Output all records below verbatim.

▸ Data for this exercise:

....................

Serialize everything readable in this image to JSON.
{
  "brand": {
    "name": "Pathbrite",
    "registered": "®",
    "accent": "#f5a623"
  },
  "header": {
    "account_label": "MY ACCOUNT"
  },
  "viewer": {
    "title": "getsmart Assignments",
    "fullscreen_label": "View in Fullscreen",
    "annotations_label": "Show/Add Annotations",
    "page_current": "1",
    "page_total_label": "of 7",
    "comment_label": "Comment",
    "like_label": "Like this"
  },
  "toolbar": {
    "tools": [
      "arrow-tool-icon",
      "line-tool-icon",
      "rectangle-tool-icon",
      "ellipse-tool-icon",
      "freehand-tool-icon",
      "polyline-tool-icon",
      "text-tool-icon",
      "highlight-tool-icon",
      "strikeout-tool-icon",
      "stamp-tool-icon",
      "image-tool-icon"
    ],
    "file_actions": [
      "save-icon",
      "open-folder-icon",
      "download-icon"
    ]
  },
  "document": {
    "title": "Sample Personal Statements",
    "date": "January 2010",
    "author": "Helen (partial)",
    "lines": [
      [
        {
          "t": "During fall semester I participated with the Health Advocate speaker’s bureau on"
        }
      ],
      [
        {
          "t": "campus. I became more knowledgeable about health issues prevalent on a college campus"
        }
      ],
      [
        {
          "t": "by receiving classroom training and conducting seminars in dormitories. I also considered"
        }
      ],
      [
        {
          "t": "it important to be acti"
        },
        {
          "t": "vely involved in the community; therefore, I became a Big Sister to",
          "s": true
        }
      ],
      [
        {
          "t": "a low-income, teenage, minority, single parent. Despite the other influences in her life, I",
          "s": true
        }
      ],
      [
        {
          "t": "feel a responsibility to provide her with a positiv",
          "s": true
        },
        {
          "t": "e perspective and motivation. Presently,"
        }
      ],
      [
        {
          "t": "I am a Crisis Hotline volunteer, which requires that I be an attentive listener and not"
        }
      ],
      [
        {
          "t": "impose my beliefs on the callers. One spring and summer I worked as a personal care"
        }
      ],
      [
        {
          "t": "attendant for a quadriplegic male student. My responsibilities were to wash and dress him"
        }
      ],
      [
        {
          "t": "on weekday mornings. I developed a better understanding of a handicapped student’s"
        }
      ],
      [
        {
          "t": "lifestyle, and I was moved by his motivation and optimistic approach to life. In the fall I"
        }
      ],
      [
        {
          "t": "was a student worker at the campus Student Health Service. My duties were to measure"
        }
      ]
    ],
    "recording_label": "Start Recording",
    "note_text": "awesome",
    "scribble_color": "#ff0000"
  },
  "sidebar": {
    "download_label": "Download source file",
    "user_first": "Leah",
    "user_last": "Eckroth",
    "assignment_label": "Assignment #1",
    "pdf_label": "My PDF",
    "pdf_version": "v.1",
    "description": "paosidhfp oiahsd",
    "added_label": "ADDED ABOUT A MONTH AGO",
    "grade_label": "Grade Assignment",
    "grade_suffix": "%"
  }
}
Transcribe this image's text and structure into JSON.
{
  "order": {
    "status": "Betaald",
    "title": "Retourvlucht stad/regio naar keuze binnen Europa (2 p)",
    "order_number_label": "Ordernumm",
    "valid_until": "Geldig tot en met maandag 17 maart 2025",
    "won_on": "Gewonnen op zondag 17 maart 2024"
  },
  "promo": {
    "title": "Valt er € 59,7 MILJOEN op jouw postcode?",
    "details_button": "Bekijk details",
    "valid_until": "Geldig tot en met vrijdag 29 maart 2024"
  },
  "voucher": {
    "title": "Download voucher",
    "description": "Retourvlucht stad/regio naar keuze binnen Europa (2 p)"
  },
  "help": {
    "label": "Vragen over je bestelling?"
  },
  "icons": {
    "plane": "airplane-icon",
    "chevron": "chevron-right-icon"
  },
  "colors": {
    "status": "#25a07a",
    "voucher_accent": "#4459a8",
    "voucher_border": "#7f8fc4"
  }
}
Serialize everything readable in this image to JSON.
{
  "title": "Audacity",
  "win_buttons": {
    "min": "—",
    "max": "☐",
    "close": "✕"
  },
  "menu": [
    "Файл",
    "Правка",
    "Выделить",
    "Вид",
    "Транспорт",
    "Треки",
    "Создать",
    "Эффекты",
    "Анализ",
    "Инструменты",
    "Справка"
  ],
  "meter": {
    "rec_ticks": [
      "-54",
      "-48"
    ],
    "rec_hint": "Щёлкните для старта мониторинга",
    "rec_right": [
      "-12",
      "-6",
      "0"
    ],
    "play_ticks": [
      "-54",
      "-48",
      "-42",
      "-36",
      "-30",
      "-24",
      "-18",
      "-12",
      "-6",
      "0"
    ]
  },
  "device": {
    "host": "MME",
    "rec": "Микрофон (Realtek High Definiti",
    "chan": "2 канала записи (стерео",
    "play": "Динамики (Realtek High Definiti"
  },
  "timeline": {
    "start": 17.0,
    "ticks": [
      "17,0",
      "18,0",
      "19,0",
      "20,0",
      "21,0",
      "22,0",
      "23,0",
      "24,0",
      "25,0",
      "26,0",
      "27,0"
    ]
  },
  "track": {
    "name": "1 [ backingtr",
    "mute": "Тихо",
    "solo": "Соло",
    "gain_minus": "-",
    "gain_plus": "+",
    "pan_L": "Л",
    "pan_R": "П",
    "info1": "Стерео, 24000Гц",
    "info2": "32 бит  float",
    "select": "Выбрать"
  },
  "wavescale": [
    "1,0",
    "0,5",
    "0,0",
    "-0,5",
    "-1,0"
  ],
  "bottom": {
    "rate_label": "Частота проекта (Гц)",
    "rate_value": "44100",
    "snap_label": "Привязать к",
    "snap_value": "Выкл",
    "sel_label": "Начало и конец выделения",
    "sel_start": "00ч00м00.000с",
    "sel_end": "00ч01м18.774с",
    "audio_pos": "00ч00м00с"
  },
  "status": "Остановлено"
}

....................

▸ Expected output:
Serialize everything readable in this image to JSON.
{
  "brand": {
    "name": "Pathbrite",
    "registered": "®",
    "accent": "#f5a623"
  },
  "header": {
    "account_label": "MY ACCOUNT"
  },
  "viewer": {
    "title": "getsmart Assignments",
    "fullscreen_label": "View in Fullscreen",
    "annotations_label": "Show/Add Annotations",
    "page_current": "1",
    "page_total_label": "of 7",
    "comment_label": "Comment",
    "like_label": "Like this"
  },
  "toolbar": {
    "tools": [
      "arrow-tool-icon",
      "line-tool-icon",
      "rectangle-tool-icon",
      "ellipse-tool-icon",
      "freehand-tool-icon",
      "polyline-tool-icon",
      "text-tool-icon",
      "highlight-tool-icon",
      "strikeout-tool-icon",
      "stamp-tool-icon",
      "image-tool-icon"
    ],
    "file_actions": [
      "save-icon",
      "open-folder-icon",
      "download-icon"
    ]
  },
  "document": {
    "title": "Sample Personal Statements",
    "date": "January 2010",
    "author": "Helen (partial)",
    "lines": [
      [
        {
          "t": "During fall semester I participated with the Health Advocate speaker’s bureau on"
        }
      ],
      [
        {
          "t": "campus. I became more knowledgeable about health issues prevalent on a college campus"
        }
      ],
      [
        {
          "t": "by receiving classroom training and conducting seminars in dormitories. I also considered"
        }
      ],
      [
        {
          "t": "it important to be acti"
        },
        {
          "t": "vely involved in the community; therefore, I became a Big Sister to",
          "s": true
        }
      ],
      [
        {
          "t": "a low-income, teenage, minority, single parent. Despite the other influences in her life, I",
          "s": true
        }
      ],
      [
        {
          "t": "feel a responsibility to provide her with a positiv",
          "s": true
        },
        {
          "t": "e perspective and motivation. Presently,"
        }
      ],
      [
        {
          "t": "I am a Crisis Hotline volunteer, which requires that I be an attentive listener and not"
        }
      ],
      [
        {
          "t": "impose my beliefs on the callers. One spring and summer I worked as a personal care"
        }
      ],
      [
        {
          "t": "attendant for a quadriplegic male student. My responsibilities were to wash and dress him"
        }
      ],
      [
        {
          "t": "on weekday mornings. I developed a better understanding of a handicapped student’s"
        }
      ],
      [
        {
          "t": "lifestyle, and I was moved by his motivation and optimistic approach to life. In the fall I"
        }
      ],
      [
        {
          "t": "was a student worker at the campus Student Health Service. My duties were to measure"
        }
      ]
    ],
    "recording_label": "Start Recording",
    "note_text": "awesome",
    "scribble_color": "#ff0000"
  },
  "sidebar": {
    "download_label": "Download source file",
    "user_first": "Leah",
    "user_last": "Eckroth",
    "assignment_label": "Assignment #1",
    "pdf_label": "My PDF",
    "pdf_version": "v.1",
    "description": "paosidhfp oiahsd",
    "added_label": "ADDED ABOUT A MONTH AGO",
    "grade_label": "Grade Assignment",
    "grade_suffix": "%"
  }
}
Transcribe this image's text and structure into JSON.
{
  "order": {
    "status": "Betaald",
    "title": "Retourvlucht stad/regio naar keuze binnen Europa (2 p)",
    "order_number_label": "Ordernumm",
    "valid_until": "Geldig tot en met maandag 17 maart 2025",
    "won_on": "Gewonnen op zondag 17 maart 2024"
  },
  "promo": {
    "title": "Valt er € 59,7 MILJOEN op jouw postcode?",
    "details_button": "Bekijk details",
    "valid_until": "Geldig tot en met vrijdag 29 maart 2024"
  },
  "voucher": {
    "title": "Download voucher",
    "description": "Retourvlucht stad/regio naar keuze binnen Europa (2 p)"
  },
  "help": {
    "label": "Vragen over je bestelling?"
  },
  "icons": {
    "plane": "airplane-icon",
    "chevron": "chevron-right-icon"
  },
  "colors": {
    "status": "#25a07a",
    "voucher_accent": "#4459a8",
    "voucher_border": "#7f8fc4"
  }
}
Serialize everything readable in this image to JSON.
{
  "title": "Audacity",
  "win_buttons": {
    "min": "—",
    "max": "☐",
    "close": "✕"
  },
  "menu": [
    "Файл",
    "Правка",
    "Выделить",
    "Вид",
    "Транспорт",
    "Треки",
    "Создать",
    "Эффекты",
    "Анализ",
    "Инструменты",
    "Справка"
  ],
  "meter": {
    "rec_ticks": [
      "-54",
      "-48"
    ],
    "rec_hint": "Щёлкните для старта мониторинга",
    "rec_right": [
      "-12",
      "-6",
      "0"
    ],
    "play_ticks": [
      "-54",
      "-48",
      "-42",
      "-36",
      "-30",
      "-24",
      "-18",
      "-12",
      "-6",
      "0"
    ]
  },
  "device": {
    "host": "MME",
    "rec": "Микрофон (Realtek High Definiti",
    "chan": "2 канала записи (стерео",
    "play": "Динамики (Realtek High Definiti"
  },
  "timeline": {
    "start": 17.0,
    "ticks": [
      "17,0",
      "18,0",
      "19,0",
      "20,0",
      "21,0",
      "22,0",
      "23,0",
      "24,0",
      "25,0",
      "26,0",
      "27,0"
    ]
  },
  "track": {
    "name": "1 [ backingtr",
    "mute": "Тихо",
    "solo": "Соло",
    "gain_minus": "-",
    "gain_plus": "+",
    "pan_L": "Л",
    "pan_R": "П",
    "info1": "Стерео, 24000Гц",
    "info2": "32 бит  float",
    "select": "Выбрать"
  },
  "wavescale": [
    "1,0",
    "0,5",
    "0,0",
    "-0,5",
    "-1,0"
  ],
  "bottom": {
    "rate_label": "Частота проекта (Гц)",
    "rate_value": "44100",
    "snap_label": "Привязать к",
    "snap_value": "Выкл",
    "sel_label": "Начало и конец выделения",
    "sel_start": "00ч00м00.000с",
    "sel_end": "00ч01м18.774с",
    "audio_pos": "00ч00м00с"
  },
  "status": "Остановлено"
}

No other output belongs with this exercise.